» **Problem**
Check each line of the data for "title" and select those that have it.

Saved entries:
%%
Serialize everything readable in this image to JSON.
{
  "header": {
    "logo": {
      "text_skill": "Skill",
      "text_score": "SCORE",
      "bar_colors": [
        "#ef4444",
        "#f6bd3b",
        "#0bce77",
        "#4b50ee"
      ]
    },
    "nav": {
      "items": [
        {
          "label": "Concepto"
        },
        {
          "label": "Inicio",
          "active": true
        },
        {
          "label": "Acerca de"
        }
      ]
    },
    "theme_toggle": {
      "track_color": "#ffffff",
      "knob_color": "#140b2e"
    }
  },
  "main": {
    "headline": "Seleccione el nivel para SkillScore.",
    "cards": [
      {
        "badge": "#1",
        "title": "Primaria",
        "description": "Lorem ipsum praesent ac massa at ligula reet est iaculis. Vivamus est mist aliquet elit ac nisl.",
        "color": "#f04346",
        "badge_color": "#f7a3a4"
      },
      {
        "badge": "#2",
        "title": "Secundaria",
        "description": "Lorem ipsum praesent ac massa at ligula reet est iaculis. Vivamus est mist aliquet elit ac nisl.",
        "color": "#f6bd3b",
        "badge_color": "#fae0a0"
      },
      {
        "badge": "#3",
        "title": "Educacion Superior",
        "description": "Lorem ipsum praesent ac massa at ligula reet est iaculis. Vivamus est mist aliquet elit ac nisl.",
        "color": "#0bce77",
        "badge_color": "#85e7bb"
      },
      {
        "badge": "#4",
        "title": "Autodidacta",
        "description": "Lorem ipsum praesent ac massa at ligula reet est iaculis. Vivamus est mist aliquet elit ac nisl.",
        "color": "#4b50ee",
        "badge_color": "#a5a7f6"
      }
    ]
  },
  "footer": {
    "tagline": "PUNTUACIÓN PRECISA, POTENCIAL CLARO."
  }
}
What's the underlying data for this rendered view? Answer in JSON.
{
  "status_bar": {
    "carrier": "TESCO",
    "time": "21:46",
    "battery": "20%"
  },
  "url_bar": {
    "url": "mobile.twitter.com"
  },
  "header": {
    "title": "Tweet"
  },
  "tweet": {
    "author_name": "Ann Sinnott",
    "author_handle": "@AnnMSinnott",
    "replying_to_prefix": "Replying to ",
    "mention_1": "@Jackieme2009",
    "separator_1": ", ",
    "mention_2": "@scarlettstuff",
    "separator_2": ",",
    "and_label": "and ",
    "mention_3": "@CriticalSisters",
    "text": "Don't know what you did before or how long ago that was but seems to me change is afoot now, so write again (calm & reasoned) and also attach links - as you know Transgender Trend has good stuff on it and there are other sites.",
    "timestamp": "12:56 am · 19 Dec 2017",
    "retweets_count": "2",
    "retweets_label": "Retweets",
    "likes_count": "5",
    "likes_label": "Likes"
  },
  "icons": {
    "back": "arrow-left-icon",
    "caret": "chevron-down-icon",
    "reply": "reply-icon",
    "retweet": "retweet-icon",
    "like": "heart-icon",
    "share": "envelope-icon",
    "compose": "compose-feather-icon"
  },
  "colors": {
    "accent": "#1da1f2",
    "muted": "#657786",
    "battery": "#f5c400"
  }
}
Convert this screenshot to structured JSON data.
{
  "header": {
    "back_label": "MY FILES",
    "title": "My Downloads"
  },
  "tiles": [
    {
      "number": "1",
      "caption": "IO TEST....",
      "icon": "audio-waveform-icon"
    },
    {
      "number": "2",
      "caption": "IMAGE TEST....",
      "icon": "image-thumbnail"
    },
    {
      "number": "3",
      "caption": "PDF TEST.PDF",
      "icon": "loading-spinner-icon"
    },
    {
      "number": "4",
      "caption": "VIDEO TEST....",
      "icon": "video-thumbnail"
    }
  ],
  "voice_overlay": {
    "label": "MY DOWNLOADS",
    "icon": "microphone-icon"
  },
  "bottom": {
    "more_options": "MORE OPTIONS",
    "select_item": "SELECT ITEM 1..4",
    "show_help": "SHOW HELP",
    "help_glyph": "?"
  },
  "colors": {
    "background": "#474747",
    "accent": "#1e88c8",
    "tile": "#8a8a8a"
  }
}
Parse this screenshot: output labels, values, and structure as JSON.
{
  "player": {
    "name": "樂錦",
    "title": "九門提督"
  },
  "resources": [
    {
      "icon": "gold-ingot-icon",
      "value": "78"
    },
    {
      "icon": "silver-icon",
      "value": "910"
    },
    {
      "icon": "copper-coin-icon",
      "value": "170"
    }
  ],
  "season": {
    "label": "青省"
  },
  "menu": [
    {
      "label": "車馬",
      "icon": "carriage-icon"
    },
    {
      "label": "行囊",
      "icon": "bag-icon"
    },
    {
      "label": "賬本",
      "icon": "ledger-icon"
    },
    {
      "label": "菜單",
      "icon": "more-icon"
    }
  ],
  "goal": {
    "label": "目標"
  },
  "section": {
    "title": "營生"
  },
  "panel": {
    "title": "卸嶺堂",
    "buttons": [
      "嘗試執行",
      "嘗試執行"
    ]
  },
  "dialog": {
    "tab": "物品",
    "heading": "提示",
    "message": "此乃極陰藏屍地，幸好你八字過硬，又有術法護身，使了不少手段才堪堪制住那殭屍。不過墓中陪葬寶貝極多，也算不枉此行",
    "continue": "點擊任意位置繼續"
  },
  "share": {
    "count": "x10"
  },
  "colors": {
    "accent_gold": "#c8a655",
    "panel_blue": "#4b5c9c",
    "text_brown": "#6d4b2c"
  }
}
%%
» **Answer section**
        "title": "Primaria",
        "title": "Secundaria",
        "title": "Educacion Superior",
        "title": "Autodidacta",
    "title": "Tweet"
    "title": "My Downloads"
    "title": "九門提督"
    "title": "營生"
    "title": "卸嶺堂",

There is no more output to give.